In addition to providing the basic functions of township government, Aurora Township offers many programs for youth and seniors and enforces ordinances within its jurisdiction.
The Illinois Constitution of 1848 gave voters in each county the opportunity to adopt township form of government. Kane County was one of the early counties to adopt the township form of government and Aurora Township was duly created in 1850.
On April 2, 1850, Russell C. Mix was elected as the first Aurora Township Supervisor; H.F. Kingsbury, Town Clerk; W.V. Plum, Assessor; I.T. Bevier, Poormaster; S. Richardson, I.M. Howell and John Douglas, Commissioners of Highways; John King and W.R. King, Justices of the Peace; C. Pinney and W.D. King, Constables. W.D. King was also elected Collector.
Unlike many townships in Illinois, Aurora Township was not the first local form of government. At an election held March 6, 1845, fifty-two votes were cast in favor of incorporating the village of East Aurora. The Village of West Aurora later followed suit in 1854. The two villages (pop. 7,000) were combined in 1857 thanks to the Illinois legislature, although the two sides remained rivals. When the two towns first united, they agreed on Stolp Island on the Fox River as a ‘neutral’ site for City Hall. Russell C. Mix, the first Township Supervisor, was elected as alderman in the first election for the new City of Aurora. He later served as Postmaster of Aurora.

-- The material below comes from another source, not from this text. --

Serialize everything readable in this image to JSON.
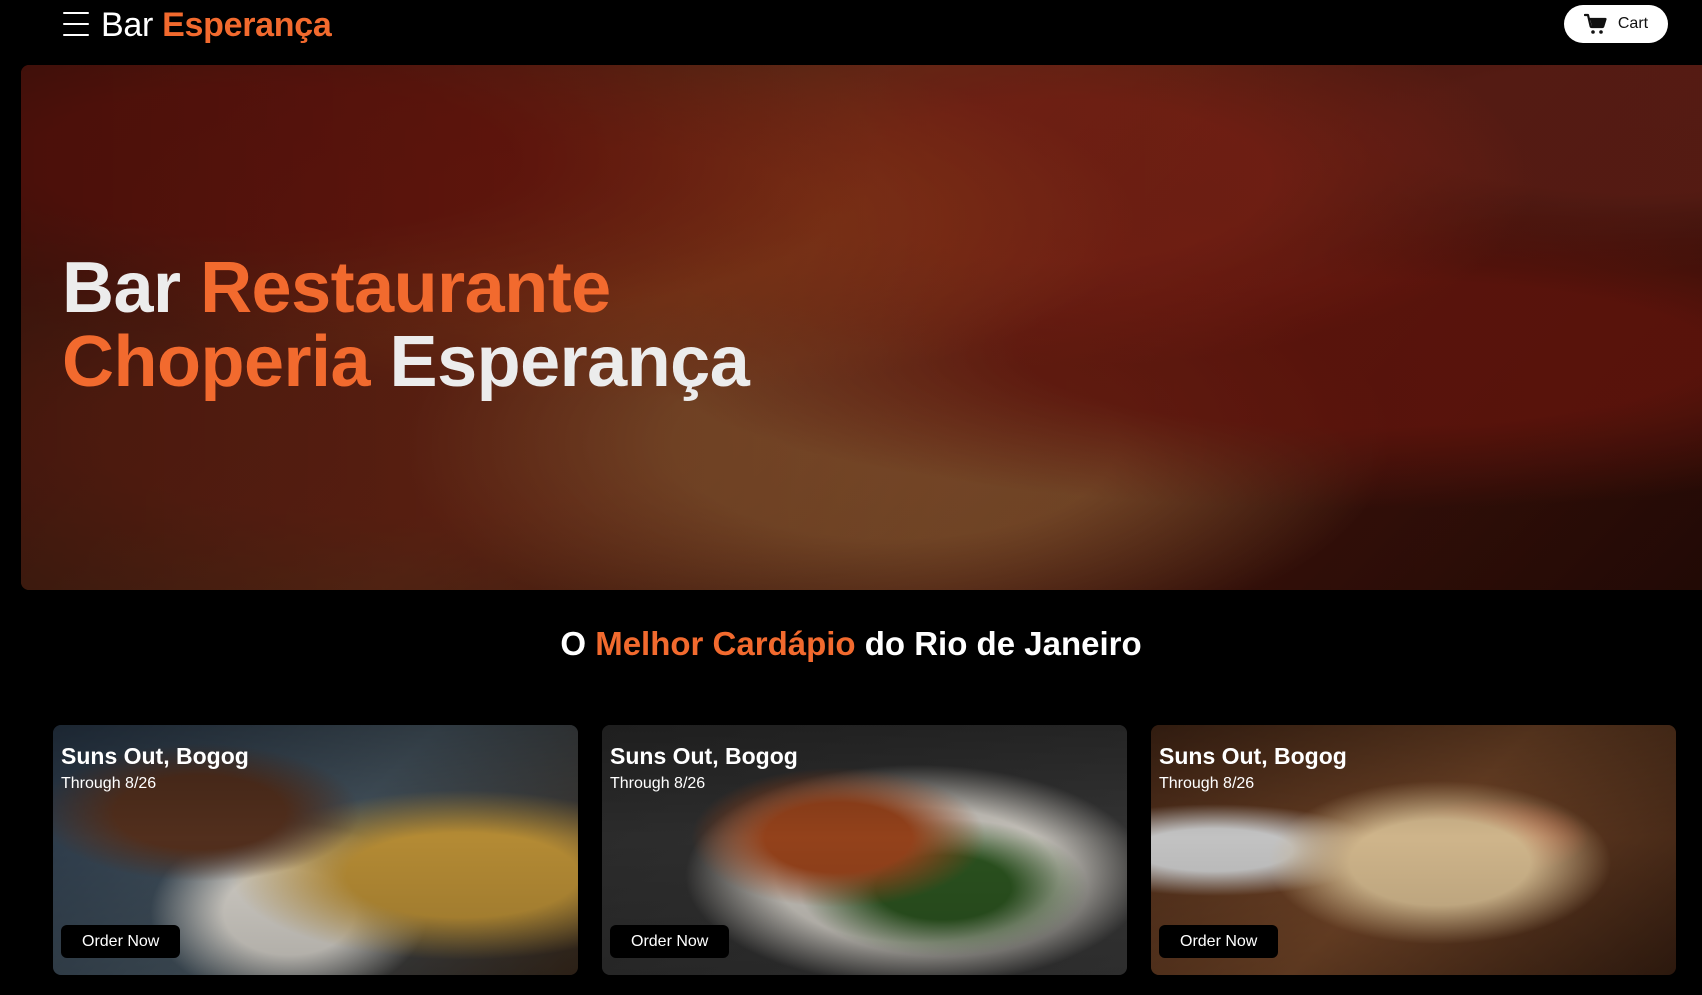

During its early history, the Fox River served as a great attraction for manufacturers its abundant water power. Later, the railroad was a driving force in the growth of industry and the township. The current township building at 80 N. Broadway is located just south of the former American Well Works plant and is a short distance from the former Chicago Burlington & Quincy roundhouse and repair shops. The township, which had formerly leased space from the City of Aurora at City Hall, purchased its current office in the early 1970s. The Youth Center at 313 Gale Street was purchased from the Aurora YMCA at about the same time.